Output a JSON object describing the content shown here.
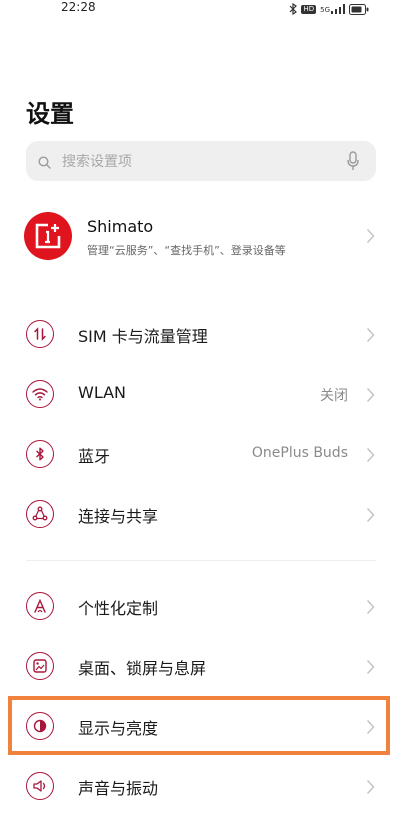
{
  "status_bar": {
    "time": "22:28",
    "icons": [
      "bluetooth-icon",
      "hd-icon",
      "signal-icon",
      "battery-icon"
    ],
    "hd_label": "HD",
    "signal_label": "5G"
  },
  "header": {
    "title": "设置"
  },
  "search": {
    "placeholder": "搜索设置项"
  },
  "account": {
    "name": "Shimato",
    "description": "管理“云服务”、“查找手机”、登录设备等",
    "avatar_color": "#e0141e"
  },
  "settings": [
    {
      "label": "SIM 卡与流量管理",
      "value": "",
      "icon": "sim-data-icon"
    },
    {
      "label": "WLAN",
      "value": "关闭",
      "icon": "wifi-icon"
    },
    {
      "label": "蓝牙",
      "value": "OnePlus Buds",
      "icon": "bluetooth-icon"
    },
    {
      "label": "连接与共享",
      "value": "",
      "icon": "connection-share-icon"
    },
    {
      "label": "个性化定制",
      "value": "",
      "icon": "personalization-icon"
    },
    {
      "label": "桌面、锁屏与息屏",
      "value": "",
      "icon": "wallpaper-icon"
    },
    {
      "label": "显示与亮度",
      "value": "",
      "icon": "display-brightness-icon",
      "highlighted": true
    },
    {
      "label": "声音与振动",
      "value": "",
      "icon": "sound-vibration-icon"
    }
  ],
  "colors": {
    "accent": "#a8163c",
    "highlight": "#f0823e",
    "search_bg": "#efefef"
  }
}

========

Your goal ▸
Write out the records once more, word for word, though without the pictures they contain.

Task solution ▸
Output a JSON object describing the content shown here.
{
  "status_bar": {
    "time": "22:28",
    "icons": [
      "bluetooth-icon",
      "hd-icon",
      "signal-icon",
      "battery-icon"
    ],
    "hd_label": "HD",
    "signal_label": "5G"
  },
  "header": {
    "title": "设置"
  },
  "search": {
    "placeholder": "搜索设置项"
  },
  "account": {
    "name": "Shimato",
    "description": "管理“云服务”、“查找手机”、登录设备等",
    "avatar_color": "#e0141e"
  },
  "settings": [
    {
      "label": "SIM 卡与流量管理",
      "value": "",
      "icon": "sim-data-icon"
    },
    {
      "label": "WLAN",
      "value": "关闭",
      "icon": "wifi-icon"
    },
    {
      "label": "蓝牙",
      "value": "OnePlus Buds",
      "icon": "bluetooth-icon"
    },
    {
      "label": "连接与共享",
      "value": "",
      "icon": "connection-share-icon"
    },
    {
      "label": "个性化定制",
      "value": "",
      "icon": "personalization-icon"
    },
    {
      "label": "桌面、锁屏与息屏",
      "value": "",
      "icon": "wallpaper-icon"
    },
    {
      "label": "显示与亮度",
      "value": "",
      "icon": "display-brightness-icon",
      "highlighted": true
    },
    {
      "label": "声音与振动",
      "value": "",
      "icon": "sound-vibration-icon"
    }
  ],
  "colors": {
    "accent": "#a8163c",
    "highlight": "#f0823e",
    "search_bg": "#efefef"
  }
}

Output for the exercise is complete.